**RECORDS:**
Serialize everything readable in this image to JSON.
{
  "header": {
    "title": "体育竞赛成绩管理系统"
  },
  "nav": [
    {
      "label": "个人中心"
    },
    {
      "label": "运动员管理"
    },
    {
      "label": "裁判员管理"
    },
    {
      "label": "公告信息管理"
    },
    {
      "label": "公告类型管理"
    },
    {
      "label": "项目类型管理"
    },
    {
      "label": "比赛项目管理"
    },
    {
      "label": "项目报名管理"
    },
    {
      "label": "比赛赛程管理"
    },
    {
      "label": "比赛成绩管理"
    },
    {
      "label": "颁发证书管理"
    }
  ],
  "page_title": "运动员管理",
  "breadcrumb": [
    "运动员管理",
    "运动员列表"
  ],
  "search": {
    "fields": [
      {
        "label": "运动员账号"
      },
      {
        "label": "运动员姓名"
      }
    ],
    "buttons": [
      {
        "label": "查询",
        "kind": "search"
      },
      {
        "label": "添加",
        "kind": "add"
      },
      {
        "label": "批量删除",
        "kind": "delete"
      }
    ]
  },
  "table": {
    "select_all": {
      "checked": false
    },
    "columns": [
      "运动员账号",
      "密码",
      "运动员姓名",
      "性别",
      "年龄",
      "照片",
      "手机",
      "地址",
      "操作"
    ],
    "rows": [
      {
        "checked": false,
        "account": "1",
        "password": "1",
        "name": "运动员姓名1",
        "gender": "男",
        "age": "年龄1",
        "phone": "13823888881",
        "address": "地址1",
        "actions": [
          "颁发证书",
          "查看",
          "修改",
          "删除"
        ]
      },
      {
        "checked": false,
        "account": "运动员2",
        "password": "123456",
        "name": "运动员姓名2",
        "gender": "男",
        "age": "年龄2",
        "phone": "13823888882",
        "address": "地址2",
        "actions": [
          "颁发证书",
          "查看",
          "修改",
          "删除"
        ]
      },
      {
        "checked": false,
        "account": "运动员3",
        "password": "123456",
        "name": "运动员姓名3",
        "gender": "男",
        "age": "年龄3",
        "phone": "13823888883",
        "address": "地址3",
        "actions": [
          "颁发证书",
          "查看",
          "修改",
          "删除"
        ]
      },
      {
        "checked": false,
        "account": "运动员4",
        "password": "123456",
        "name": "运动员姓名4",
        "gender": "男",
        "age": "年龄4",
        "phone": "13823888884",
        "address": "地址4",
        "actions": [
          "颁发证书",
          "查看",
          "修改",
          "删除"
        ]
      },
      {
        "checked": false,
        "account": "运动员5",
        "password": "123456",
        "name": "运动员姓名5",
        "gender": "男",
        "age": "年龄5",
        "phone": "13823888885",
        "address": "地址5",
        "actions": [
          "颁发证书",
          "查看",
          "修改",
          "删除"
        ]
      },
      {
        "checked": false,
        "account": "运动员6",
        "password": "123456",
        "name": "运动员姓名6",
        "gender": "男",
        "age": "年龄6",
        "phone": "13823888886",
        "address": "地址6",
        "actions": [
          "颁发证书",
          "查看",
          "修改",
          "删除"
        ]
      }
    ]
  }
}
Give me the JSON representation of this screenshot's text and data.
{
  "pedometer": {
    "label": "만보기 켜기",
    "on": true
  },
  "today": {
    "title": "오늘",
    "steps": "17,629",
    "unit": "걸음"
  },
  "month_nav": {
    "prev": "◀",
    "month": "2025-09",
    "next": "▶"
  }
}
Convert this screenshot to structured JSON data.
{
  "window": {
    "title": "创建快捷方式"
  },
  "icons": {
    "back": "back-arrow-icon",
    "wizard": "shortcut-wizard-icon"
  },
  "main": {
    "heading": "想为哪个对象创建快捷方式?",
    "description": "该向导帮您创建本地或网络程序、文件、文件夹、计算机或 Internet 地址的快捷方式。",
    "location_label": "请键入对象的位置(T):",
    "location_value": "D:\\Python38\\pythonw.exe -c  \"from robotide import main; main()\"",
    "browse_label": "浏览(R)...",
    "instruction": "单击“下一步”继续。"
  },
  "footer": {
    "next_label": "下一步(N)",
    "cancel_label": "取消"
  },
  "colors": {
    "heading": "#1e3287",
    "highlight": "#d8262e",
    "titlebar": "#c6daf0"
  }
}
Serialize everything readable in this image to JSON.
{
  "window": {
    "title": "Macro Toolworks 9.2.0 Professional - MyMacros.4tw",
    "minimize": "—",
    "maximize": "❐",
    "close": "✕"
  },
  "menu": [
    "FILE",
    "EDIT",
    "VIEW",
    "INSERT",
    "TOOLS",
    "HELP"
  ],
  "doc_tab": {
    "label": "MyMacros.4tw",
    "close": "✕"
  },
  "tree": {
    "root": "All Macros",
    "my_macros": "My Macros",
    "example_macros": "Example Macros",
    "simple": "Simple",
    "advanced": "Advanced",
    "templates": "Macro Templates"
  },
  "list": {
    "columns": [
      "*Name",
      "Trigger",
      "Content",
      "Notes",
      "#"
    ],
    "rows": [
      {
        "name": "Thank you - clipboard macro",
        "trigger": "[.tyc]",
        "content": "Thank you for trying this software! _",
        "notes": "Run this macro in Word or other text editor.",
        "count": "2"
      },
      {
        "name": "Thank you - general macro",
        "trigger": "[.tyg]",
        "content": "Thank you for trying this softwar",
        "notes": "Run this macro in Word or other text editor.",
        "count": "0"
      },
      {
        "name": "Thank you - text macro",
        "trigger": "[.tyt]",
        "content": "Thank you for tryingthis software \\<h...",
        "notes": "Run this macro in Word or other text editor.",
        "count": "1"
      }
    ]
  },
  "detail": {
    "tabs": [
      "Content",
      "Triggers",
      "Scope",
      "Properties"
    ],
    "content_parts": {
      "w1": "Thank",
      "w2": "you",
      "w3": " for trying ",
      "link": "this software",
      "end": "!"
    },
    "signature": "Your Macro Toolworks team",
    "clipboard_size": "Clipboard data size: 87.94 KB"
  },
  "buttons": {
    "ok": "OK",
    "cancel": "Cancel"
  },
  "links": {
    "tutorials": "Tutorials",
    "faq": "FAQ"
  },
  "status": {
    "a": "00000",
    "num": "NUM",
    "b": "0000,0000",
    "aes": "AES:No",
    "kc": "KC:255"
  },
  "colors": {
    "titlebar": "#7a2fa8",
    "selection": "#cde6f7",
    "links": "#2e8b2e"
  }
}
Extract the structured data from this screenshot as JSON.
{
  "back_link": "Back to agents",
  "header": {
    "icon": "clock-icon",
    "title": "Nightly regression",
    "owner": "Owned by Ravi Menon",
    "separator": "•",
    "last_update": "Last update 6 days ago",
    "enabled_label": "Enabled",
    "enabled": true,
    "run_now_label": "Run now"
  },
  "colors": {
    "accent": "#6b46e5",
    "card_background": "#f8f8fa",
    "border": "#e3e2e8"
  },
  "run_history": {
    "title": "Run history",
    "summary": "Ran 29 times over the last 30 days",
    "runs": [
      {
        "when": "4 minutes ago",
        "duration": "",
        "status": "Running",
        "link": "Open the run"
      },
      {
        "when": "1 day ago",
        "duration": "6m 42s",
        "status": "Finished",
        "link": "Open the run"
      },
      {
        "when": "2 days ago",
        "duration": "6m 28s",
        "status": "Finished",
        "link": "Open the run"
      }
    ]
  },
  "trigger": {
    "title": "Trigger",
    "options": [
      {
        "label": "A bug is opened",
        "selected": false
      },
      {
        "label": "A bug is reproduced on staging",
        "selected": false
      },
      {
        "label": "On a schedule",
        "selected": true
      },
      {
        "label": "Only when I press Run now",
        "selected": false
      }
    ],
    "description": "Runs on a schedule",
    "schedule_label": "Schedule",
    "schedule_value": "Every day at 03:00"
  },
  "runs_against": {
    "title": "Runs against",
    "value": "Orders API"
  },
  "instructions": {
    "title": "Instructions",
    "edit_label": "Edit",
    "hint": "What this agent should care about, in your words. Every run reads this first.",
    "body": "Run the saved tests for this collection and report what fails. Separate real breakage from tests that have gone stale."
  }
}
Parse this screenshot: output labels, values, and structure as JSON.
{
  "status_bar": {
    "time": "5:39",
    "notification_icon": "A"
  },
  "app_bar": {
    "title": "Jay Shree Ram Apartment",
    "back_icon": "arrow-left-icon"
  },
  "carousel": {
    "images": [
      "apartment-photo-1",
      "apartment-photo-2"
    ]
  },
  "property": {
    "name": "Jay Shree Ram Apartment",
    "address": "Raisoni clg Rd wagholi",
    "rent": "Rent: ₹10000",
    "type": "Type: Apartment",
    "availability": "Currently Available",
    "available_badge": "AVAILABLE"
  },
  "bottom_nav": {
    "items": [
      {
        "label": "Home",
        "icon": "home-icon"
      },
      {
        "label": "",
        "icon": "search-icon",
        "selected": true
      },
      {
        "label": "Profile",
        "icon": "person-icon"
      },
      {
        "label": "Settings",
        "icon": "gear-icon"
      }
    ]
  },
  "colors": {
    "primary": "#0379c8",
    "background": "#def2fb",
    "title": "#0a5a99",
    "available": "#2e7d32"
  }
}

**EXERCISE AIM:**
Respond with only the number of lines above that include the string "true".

**PROBLEM SOLUTION:**
4